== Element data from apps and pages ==
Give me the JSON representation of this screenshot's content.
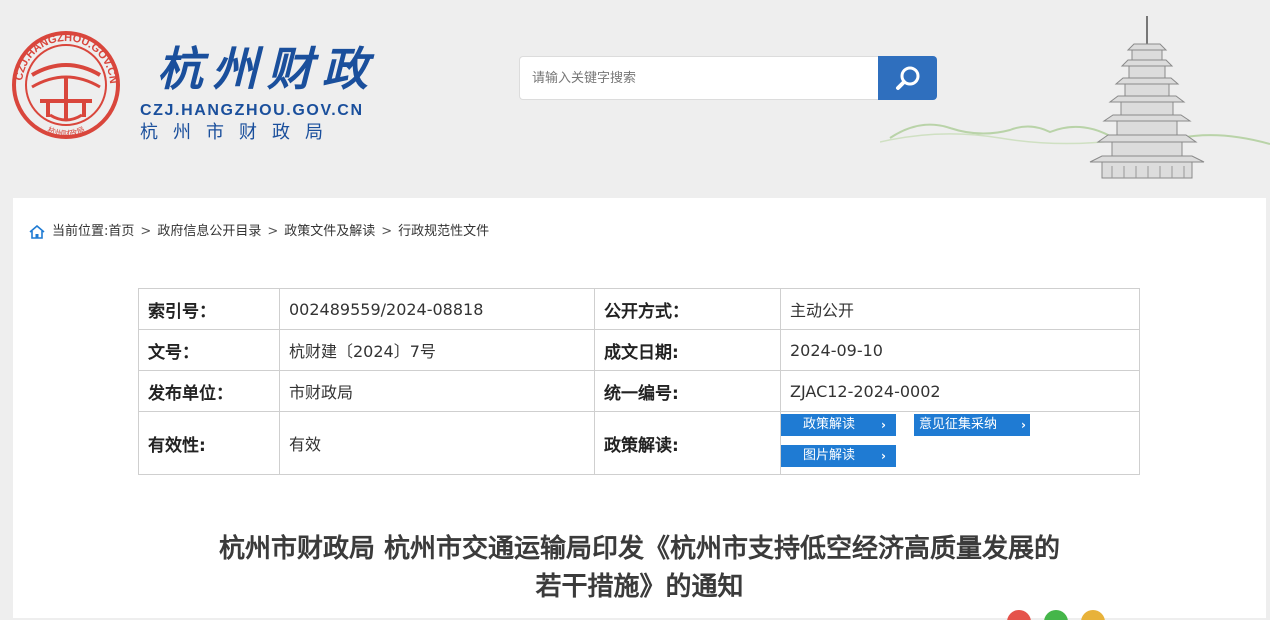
{
  "header": {
    "logo_cn": "杭州财政",
    "logo_domain": "CZJ.HANGZHOU.GOV.CN",
    "logo_org": "杭州市财政局",
    "emblem_text": "CZJ.HANGZHOU.GOV.CN",
    "emblem_bottom": "杭州财政局",
    "search": {
      "placeholder": "请输入关键字搜索",
      "value": ""
    }
  },
  "breadcrumb": {
    "prefix": "当前位置:",
    "items": [
      "首页",
      "政府信息公开目录",
      "政策文件及解读",
      "行政规范性文件"
    ],
    "separator": ">"
  },
  "meta": {
    "rows": [
      {
        "l1": "索引号：",
        "v1": "002489559/2024-08818",
        "l2": "公开方式：",
        "v2": "主动公开"
      },
      {
        "l1": "文号：",
        "v1": "杭财建〔2024〕7号",
        "l2": "成文日期:",
        "v2": "2024-09-10"
      },
      {
        "l1": "发布单位：",
        "v1": "市财政局",
        "l2": "统一编号:",
        "v2": "ZJAC12-2024-0002"
      },
      {
        "l1": "有效性:",
        "v1": "有效",
        "l2": "政策解读:"
      }
    ],
    "buttons": [
      "政策解读",
      "意见征集采纳",
      "图片解读"
    ],
    "chevron": "›"
  },
  "document": {
    "title_line1": "杭州市财政局 杭州市交通运输局印发《杭州市支持低空经济高质量发展的",
    "title_line2": "若干措施》的通知"
  },
  "colors": {
    "brand_blue": "#1a4f9c",
    "emblem_red": "#d9463c",
    "button_blue": "#1f7bd3",
    "search_blue": "#2f6fbe"
  }
}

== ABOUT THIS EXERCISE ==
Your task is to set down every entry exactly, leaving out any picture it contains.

== SOLUTION ==
Give me the JSON representation of this screenshot's content.
{
  "header": {
    "logo_cn": "杭州财政",
    "logo_domain": "CZJ.HANGZHOU.GOV.CN",
    "logo_org": "杭州市财政局",
    "emblem_text": "CZJ.HANGZHOU.GOV.CN",
    "emblem_bottom": "杭州财政局",
    "search": {
      "placeholder": "请输入关键字搜索",
      "value": ""
    }
  },
  "breadcrumb": {
    "prefix": "当前位置:",
    "items": [
      "首页",
      "政府信息公开目录",
      "政策文件及解读",
      "行政规范性文件"
    ],
    "separator": ">"
  },
  "meta": {
    "rows": [
      {
        "l1": "索引号：",
        "v1": "002489559/2024-08818",
        "l2": "公开方式：",
        "v2": "主动公开"
      },
      {
        "l1": "文号：",
        "v1": "杭财建〔2024〕7号",
        "l2": "成文日期:",
        "v2": "2024-09-10"
      },
      {
        "l1": "发布单位：",
        "v1": "市财政局",
        "l2": "统一编号:",
        "v2": "ZJAC12-2024-0002"
      },
      {
        "l1": "有效性:",
        "v1": "有效",
        "l2": "政策解读:"
      }
    ],
    "buttons": [
      "政策解读",
      "意见征集采纳",
      "图片解读"
    ],
    "chevron": "›"
  },
  "document": {
    "title_line1": "杭州市财政局 杭州市交通运输局印发《杭州市支持低空经济高质量发展的",
    "title_line2": "若干措施》的通知"
  },
  "colors": {
    "brand_blue": "#1a4f9c",
    "emblem_red": "#d9463c",
    "button_blue": "#1f7bd3",
    "search_blue": "#2f6fbe"
  }
}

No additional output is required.